Which is more nutritious, broccoli or cauliflower?
Cauliflower and Broccoli Differences – Although both are extremely healthy vegetables, broccoli has a greater vitamin content, particularly vitamin K and vitamin C, than cauliflower and is known to be beneficial for eye health. In addition to providing more nutrients and fiber than cauliflower, broccoli florets also contain vitamin A.
1. Spinach. This leafy green is the most nutrient-dense vegetable on the list. For just 7 calories, 1 cup (30 grams) of raw spinach offers 16% of the Daily Value (DV) for vitamin A and 120% of the DV for vitamin K. ( 1 ).
What does cauliflower do to your body?
Naturally rich in fiber and B-vitamins, cauliflower is a cruciferous vegetable. It contains cancer-preventative antioxidants and phytonutrients. In addition, it includes fiber, which aids in weight reduction and digestion, choline, which is needed for learning and memory, as well as several other critical nutrients.
|1 cup (91 grams) of raw broccoli||1 cup (107 grams) of raw cauliflower|
|Carbs||6 grams||5.5 grams|
|Fiber||2.5 grams||2 grams|
|Protein||2.5 grams||2 grams|
|Vitamin C||90% of the Daily Value (DV)||57% of the DV|
Why are cauliflower prices higher than broccoli prices?
Limited Growth Season – Speaking of being in season, cauliflower is also more expensive at the grocery than other vegetables due to its shorter growing season. While there are several heirloom cauliflower types that may be grown year-round in home gardens, the cauliflower species best suited for large-scale agriculture are often cool-season plants.
Cauliflower develops optimally in temperatures below 65 F (18 C) and above 60 F (15 C) (16 C). That’s a really limited range!
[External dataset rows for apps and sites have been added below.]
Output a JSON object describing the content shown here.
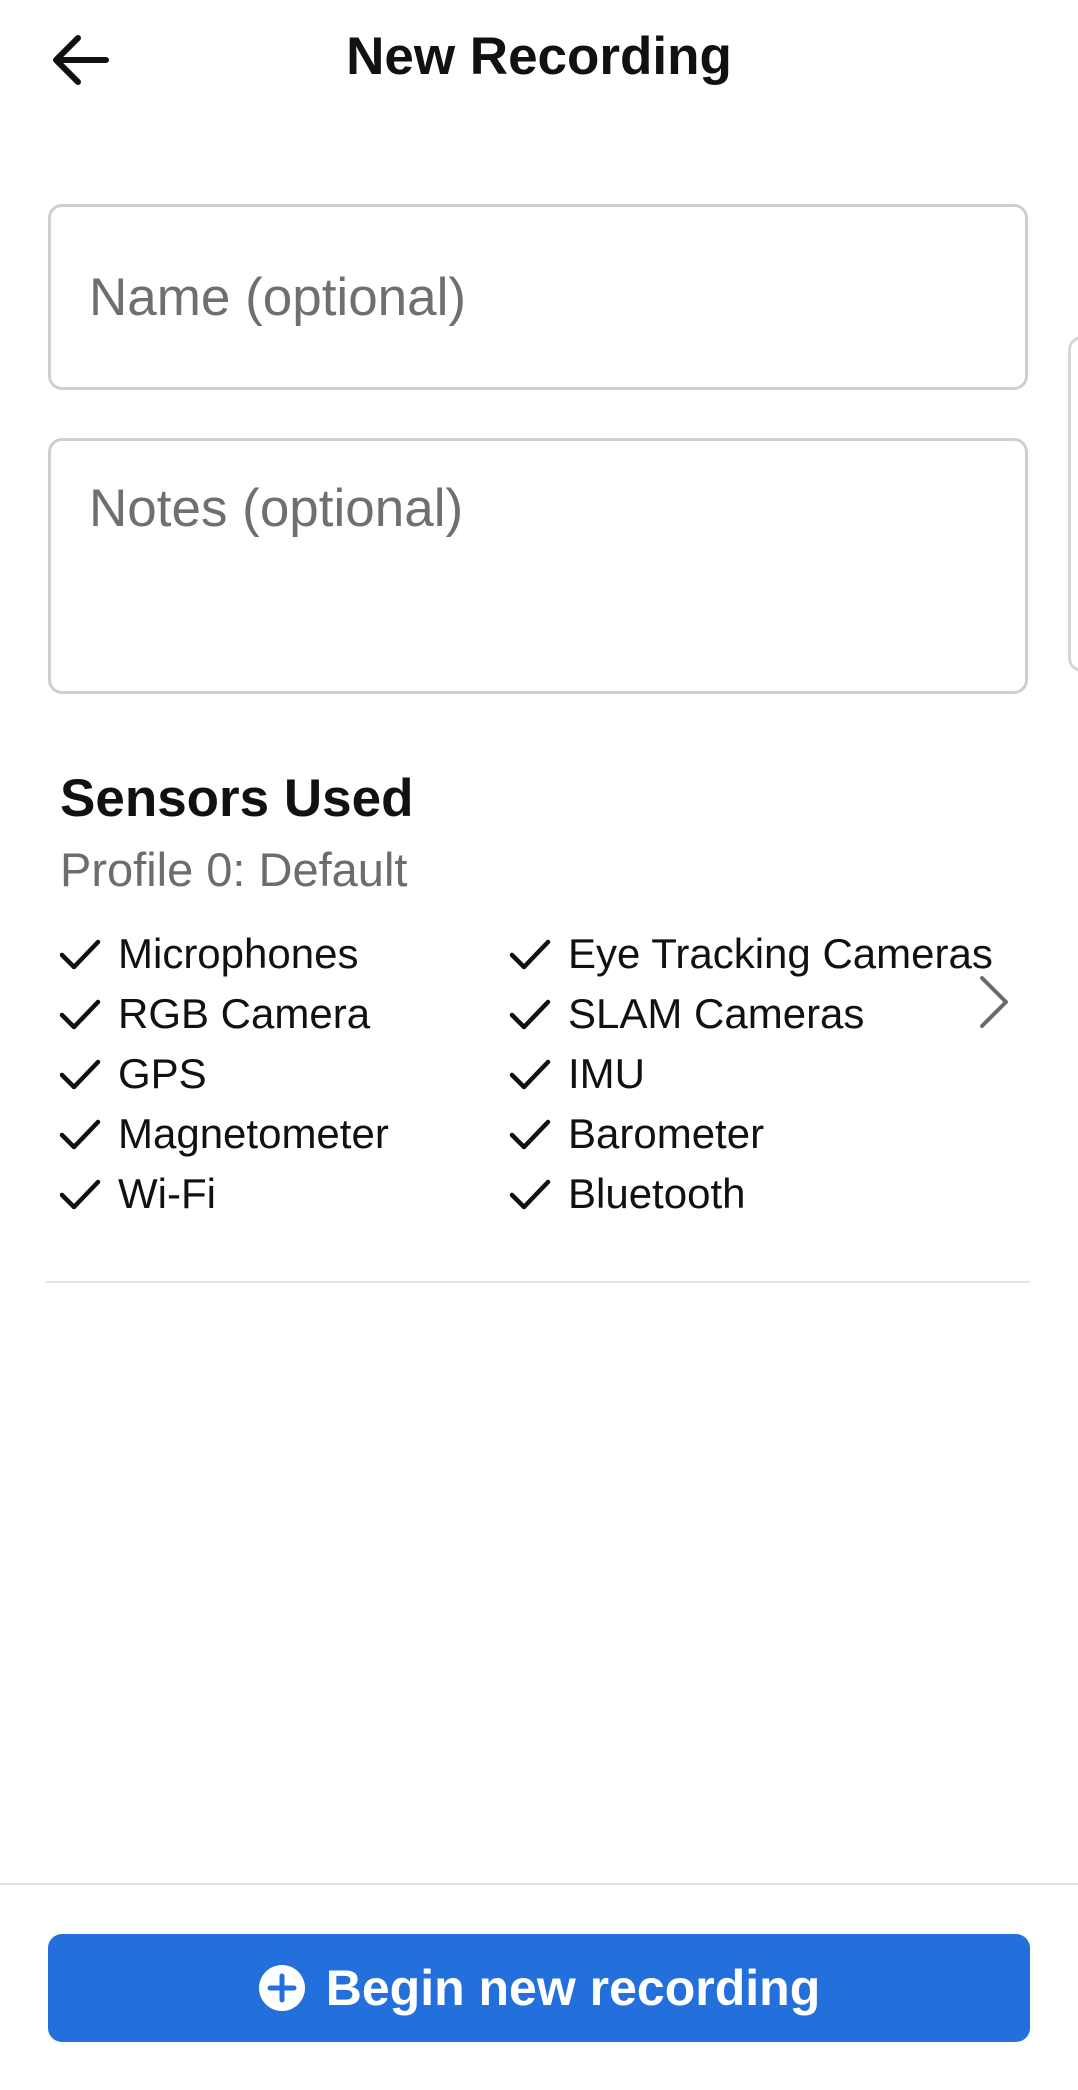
{
  "header": {
    "title": "New Recording",
    "back_icon": "arrow-left-icon"
  },
  "form": {
    "name_placeholder": "Name (optional)",
    "name_value": "",
    "notes_placeholder": "Notes (optional)",
    "notes_value": ""
  },
  "sensors": {
    "title": "Sensors Used",
    "profile": "Profile 0: Default",
    "check_icon": "checkmark-icon",
    "chevron_icon": "chevron-right-icon",
    "left_column": [
      "Microphones",
      "RGB Camera",
      "GPS",
      "Magnetometer",
      "Wi-Fi"
    ],
    "right_column": [
      "Eye Tracking Cameras",
      "SLAM Cameras",
      "IMU",
      "Barometer",
      "Bluetooth"
    ]
  },
  "footer": {
    "begin_label": "Begin new recording",
    "begin_icon": "plus-circle-icon",
    "button_color": "#2370dd"
  }
}
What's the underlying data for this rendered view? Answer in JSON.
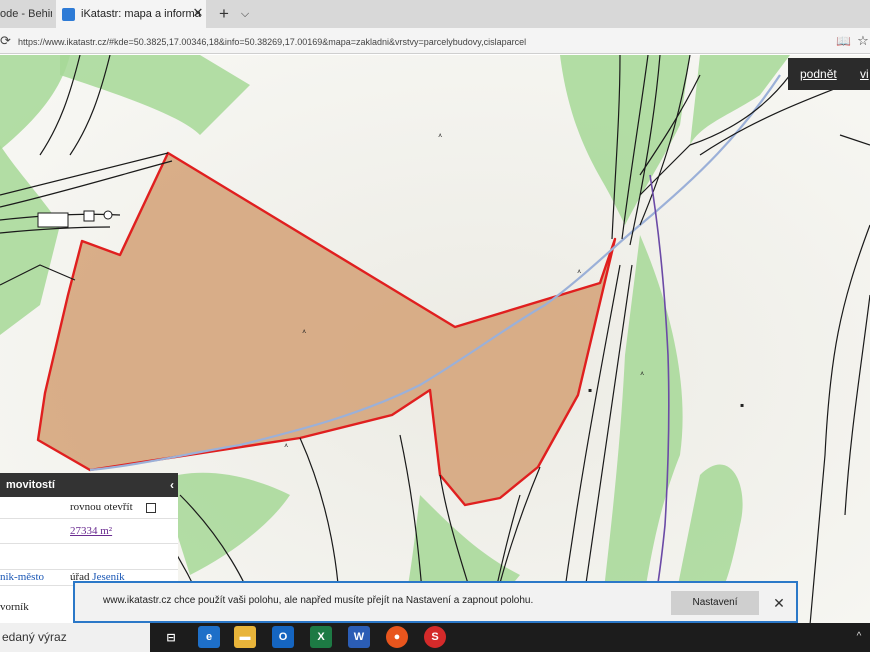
{
  "browser": {
    "inactive_tab_label": "ode - Behin",
    "active_tab_label": "iKatastr: mapa a informa",
    "close_glyph": "✕",
    "new_tab_glyph": "+",
    "tab_menu_glyph": "⌵",
    "url": "https://www.ikatastr.cz/#kde=50.3825,17.00346,18&info=50.38269,17.00169&mapa=zakladni&vrstvy=parcelybudovy,cislaparcel"
  },
  "map": {
    "buttons": {
      "podnet": "podnět",
      "vi": "vi"
    },
    "parcel_fill": "#d6a77f",
    "parcel_border": "#e01f1f",
    "forest_color": "#a6d896",
    "path_color": "#9bb0d8",
    "boundary_color": "#6b4aa6"
  },
  "panel": {
    "header": "movitostí",
    "collapse_glyph": "‹",
    "open_label": "rovnou otevřít",
    "area": "27334 m²",
    "municipality": "nik-město",
    "office_prefix": "úřad",
    "office_name": "Jeseník",
    "owner_label": "vorník"
  },
  "notification": {
    "text": "www.ikatastr.cz chce použít vaši polohu, ale napřed musíte přejít na Nastavení a zapnout polohu.",
    "settings_button": "Nastavení",
    "close_glyph": "✕"
  },
  "taskbar": {
    "search_placeholder": "edaný výraz",
    "icons": [
      {
        "name": "task-view-icon",
        "label": "⊟",
        "color": "#1c1c1c"
      },
      {
        "name": "edge-icon",
        "label": "e",
        "color": "#1e6fc8"
      },
      {
        "name": "file-explorer-icon",
        "label": "▬",
        "color": "#e8b43a"
      },
      {
        "name": "outlook-icon",
        "label": "O",
        "color": "#1565c0"
      },
      {
        "name": "excel-icon",
        "label": "X",
        "color": "#1d7a44"
      },
      {
        "name": "word-icon",
        "label": "W",
        "color": "#2b5db5"
      },
      {
        "name": "firefox-icon",
        "label": "●",
        "color": "#e8551d"
      },
      {
        "name": "app-s-icon",
        "label": "S",
        "color": "#d42a2a"
      }
    ],
    "chevron_glyph": "^"
  }
}
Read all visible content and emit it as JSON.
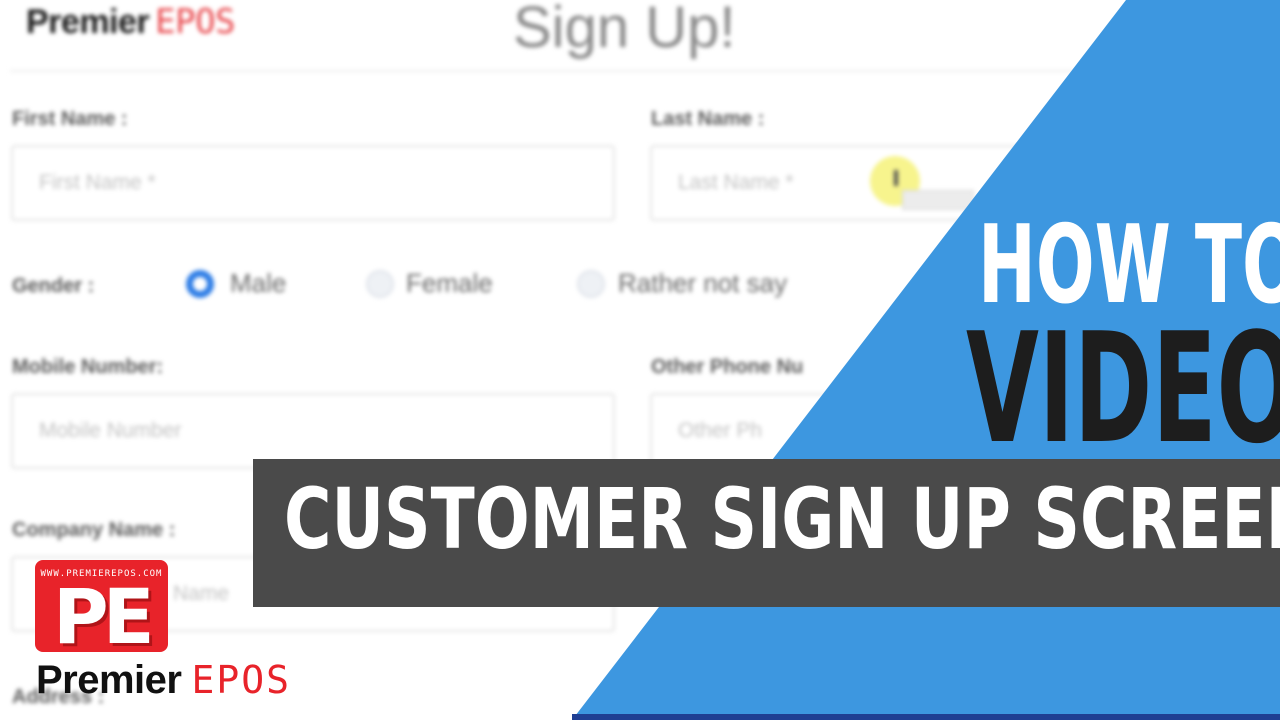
{
  "header": {
    "brand_name": "Premier",
    "brand_suffix": "EPOS",
    "title": "Sign Up!"
  },
  "form": {
    "first_name": {
      "label": "First Name :",
      "placeholder": "First Name *"
    },
    "last_name": {
      "label": "Last Name :",
      "placeholder": "Last Name *"
    },
    "gender": {
      "label": "Gender :",
      "options": [
        "Male",
        "Female",
        "Rather not say"
      ],
      "selected": "Male"
    },
    "mobile": {
      "label": "Mobile Number:",
      "placeholder": "Mobile Number"
    },
    "other_phone": {
      "label": "Other Phone Nu",
      "placeholder": "Other Ph"
    },
    "company": {
      "label": "Company Name :",
      "placeholder": "Name"
    },
    "address": {
      "label": "Address :"
    }
  },
  "overlay": {
    "how_to": "HOW TO",
    "video": "VIDEO",
    "caption": "CUSTOMER SIGN UP SCREEN"
  },
  "logo": {
    "url": "WWW.PREMIEREPOS.COM",
    "monogram": "PE",
    "brand_name": "Premier",
    "brand_suffix": "EPOS"
  },
  "colors": {
    "accent_blue": "#3d97e0",
    "caption_bar": "#4a4a4a",
    "brand_red": "#e8232a",
    "radio_selected": "#2f7ee6"
  }
}
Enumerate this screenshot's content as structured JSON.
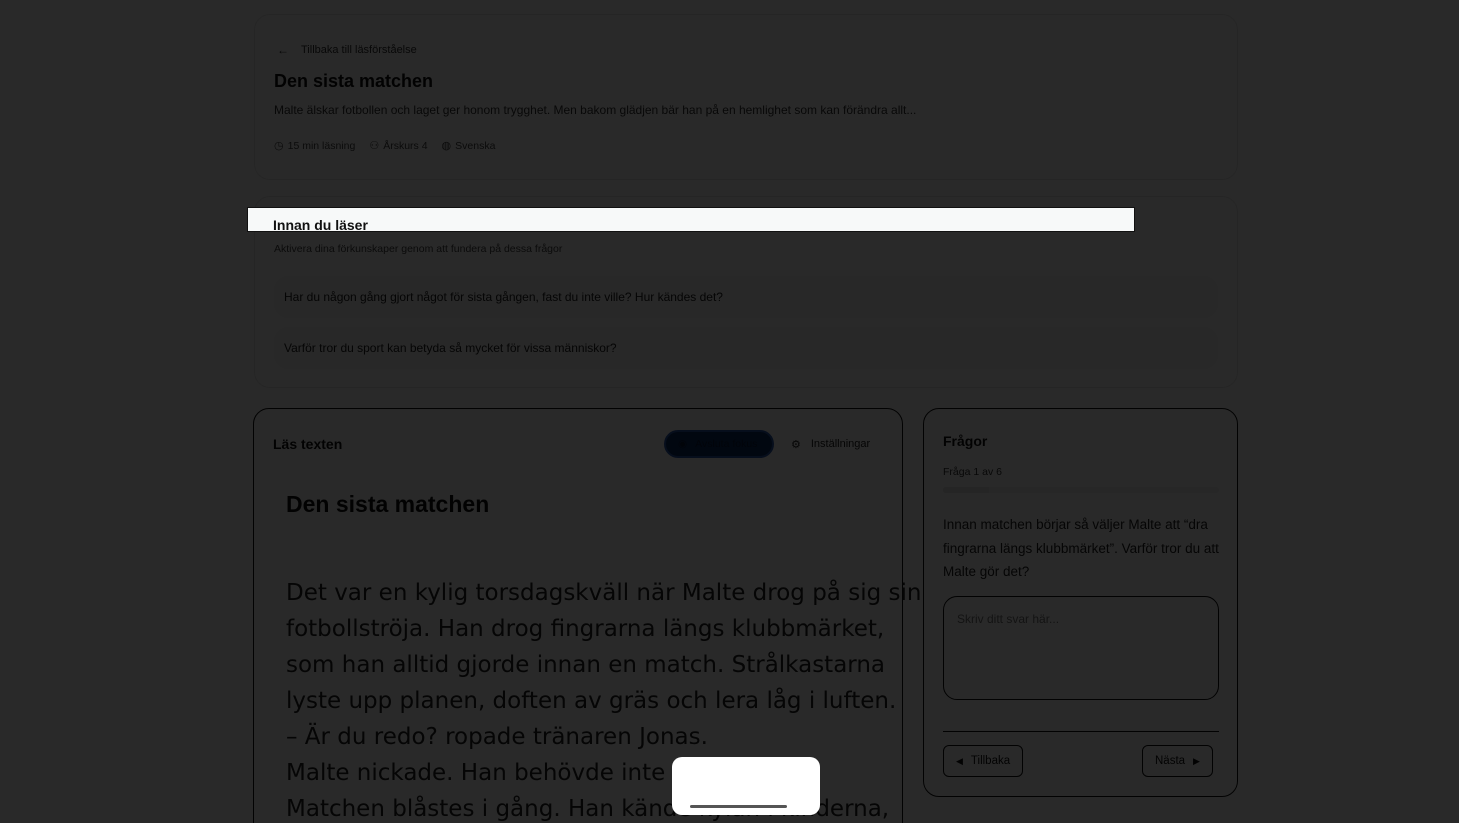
{
  "header": {
    "back_label": "Tillbaka till läsförståelse",
    "title": "Den sista matchen",
    "description": "Malte älskar fotbollen och laget ger honom trygghet. Men bakom glädjen bär han på en hemlighet som kan förändra allt...",
    "meta": {
      "duration": "15 min läsning",
      "grade": "Årskurs 4",
      "language": "Svenska"
    }
  },
  "pre_reading": {
    "title": "Innan du läser",
    "subtitle": "Aktivera dina förkunskaper genom att fundera på dessa frågor",
    "questions": [
      "Har du någon gång gjort något för sista gången, fast du inte ville? Hur kändes det?",
      "Varför tror du sport kan betyda så mycket för vissa människor?"
    ]
  },
  "reader": {
    "heading": "Läs texten",
    "focus_button": "Avsluta fokus",
    "settings_button": "Inställningar",
    "text_title": "Den sista matchen",
    "lines": [
      "Det var en kylig torsdagskväll när Malte drog på sig sin",
      "fotbollströja. Han drog fingrarna längs klubbmärket,",
      "som han alltid gjorde innan en match. Strålkastarna",
      "lyste upp planen, doften av gräs och lera låg i luften.",
      "– Är du redo? ropade tränaren Jonas.",
      "Malte nickade. Han behövde inte säga",
      "Matchen blåstes i gång. Han kände kylan i kinderna,"
    ]
  },
  "questions_panel": {
    "title": "Frågor",
    "counter": "Fråga 1 av 6",
    "progress": 0.1667,
    "question": "Innan matchen börjar så väljer Malte att “dra fingrarna längs klubbmärket”. Varför tror du att Malte gör det?",
    "answer_placeholder": "Skriv ditt svar här...",
    "prev_label": "Tillbaka",
    "next_label": "Nästa"
  }
}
Cauliflower may thrive in somewhat warmer circumstances, but temperatures above 75 degrees Fahrenheit prevent it from producing a decent head (24 C). Due to its finicky nature and the length of time it takes for cauliflower to grow from seed to harvest, farmers have an extremely little planting window and only one shot to do it right.
Under ideal, temperate conditions, cauliflower producers will have two brief growth seasons per year: one in the winter for a spring or early summer harvest, and another in the late summer for an autumn harvest. In several areas in the United States, including the whole state of California, the greatest producer of cauliflower in the country, cauliflower growers have just one growing season every year.